A comparison between Anthony Burgess’ A Clockwork Orange; Jonathan Demme’s The Manchurian Candidate; and George Orwell’s 1984 in relation to mind control and human conditioning.
January 10. 13
The greater the power, the more dangerous the abuse – Edmund Burke
Muammar Gaddafi, Benito Mussolini and Adolf Hitler all have one vital thing in common; these men all had an overwhelming greed for power and control. It was through fear and subtle conditioning that they won their power, and it was at the height of their power that the societies they had oppressed rebelled. Just as Edmund Burke says “the greater the power the more dangerous the abuse”, it was their abuse of power that led to their demise. This idea of how achieving complete power over society and the individuals therein through conditioning cannot last forever, and will inevitable lead to a rebellion and retaliation is explored by the novels 1984 by George Orwell and A Clockwork Orange by Anthony Burgess, as well Jonathan Demme’s film The Manchurian Candidate. Both A Clockwork Orange and The Manchurian Candidate develop this theme through the use of an unlikely anti-hero (who is also the spokesperson for the authority attempting to gain control), the individual struggle to maintain the most basic control (while the authority counters their every effort), and the juxtaposing symbols (that mirror how society is violating the natural order).
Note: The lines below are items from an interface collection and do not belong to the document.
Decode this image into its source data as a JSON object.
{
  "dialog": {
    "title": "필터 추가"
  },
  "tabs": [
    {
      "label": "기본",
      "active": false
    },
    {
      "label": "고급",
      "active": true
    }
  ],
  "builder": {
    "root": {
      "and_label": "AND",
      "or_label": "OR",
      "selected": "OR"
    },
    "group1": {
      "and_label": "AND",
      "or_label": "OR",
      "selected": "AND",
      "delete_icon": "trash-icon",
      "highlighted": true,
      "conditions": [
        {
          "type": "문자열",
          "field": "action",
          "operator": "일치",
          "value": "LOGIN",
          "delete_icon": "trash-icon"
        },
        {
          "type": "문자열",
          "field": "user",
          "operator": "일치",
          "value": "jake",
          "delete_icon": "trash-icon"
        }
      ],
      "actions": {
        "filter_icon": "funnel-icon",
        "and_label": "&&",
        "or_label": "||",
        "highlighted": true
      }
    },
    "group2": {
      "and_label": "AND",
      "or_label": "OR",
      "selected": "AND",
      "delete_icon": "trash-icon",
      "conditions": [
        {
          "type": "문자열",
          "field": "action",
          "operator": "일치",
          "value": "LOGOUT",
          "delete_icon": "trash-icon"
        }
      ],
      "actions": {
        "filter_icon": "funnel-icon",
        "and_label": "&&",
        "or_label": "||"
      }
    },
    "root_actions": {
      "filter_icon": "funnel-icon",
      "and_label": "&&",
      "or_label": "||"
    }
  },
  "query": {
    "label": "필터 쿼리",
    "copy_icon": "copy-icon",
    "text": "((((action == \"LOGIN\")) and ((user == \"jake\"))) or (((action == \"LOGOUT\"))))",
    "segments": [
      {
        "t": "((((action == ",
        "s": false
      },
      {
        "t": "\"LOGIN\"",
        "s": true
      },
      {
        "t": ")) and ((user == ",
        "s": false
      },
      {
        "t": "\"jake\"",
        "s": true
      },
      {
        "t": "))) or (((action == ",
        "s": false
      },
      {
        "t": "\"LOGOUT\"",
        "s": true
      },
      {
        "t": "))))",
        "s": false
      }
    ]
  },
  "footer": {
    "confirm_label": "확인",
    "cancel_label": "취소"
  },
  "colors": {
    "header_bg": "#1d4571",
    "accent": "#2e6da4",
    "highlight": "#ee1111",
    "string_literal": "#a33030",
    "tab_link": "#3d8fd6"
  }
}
In Burgess’ novel the protagonist, Alex, is a typical delinquent; he breaks any and all rules without any concern for the repercussions. Naturally, the reader comes to dislike him. Unexpectedly though, Burgess makes the reader feel Pathos for Alex, as he becomes a test subject for the government’s new Ludovico Technique. In an attempt to rid the streets of teenagers like Alex, they select him – being the worst of them all – to become their spokesman of sorts. The doctors involved in his “treatment” go to extreme lengths to rid him of any qualities they have deemed unacceptable in a perfect society. The beginnings of their treatment seems to mimic the basis of Skinner’s operant conditioning, although they take things many steps farther than he could, “Skinner employed punishment in one early experiment and was so disturbed that he never used it again”, whereas the doctors in A Clockwork Orange do anything they feel necessary (Freedman). The doctors turn his every action against him, and cause him seemingly endless mental anguish, eventually conditioning him to conform to essentially anything they decide. The plan of the government backfires as soon as they release him. Once society has seen what the government has done, they vehemently reject the idea. After this, society’s view of Alex changes drastically; he switches from a fearsome troublemaker to a fragile victim: “Another victim…A victim of the modern age” (Burgess 113).
This idea of society and the individuals therein rejecting the controversial plans of their government is also prevalent in the film The Manchurian Candidate. In an attempt to gain all the governmental power, Sergeant Raymond Prentiss Shaw has his mind controlled by high authorities. Due to his own ideology, without being under anyone’s control, Sergeant Shaw would be an ideal presidential candidate, but he would be an independent one, “I believe in freedom…”(The Manchurian Candidate). The people of power in the film believe that in order to achieve a perfect utopia, they must govern everything. When presented with the idea that his thoughts may not be his own, Sergeant Shaw is in disbelief, and thus begins the viewer’s idea of him as a protagonist. Similarly to Alex in A Clockwork Orange he begins an internal struggle to overcome the conditioning and mind control that has been imposed on him. At the end of the film, he successfully overpowers the control that was being held over him, and rebels against...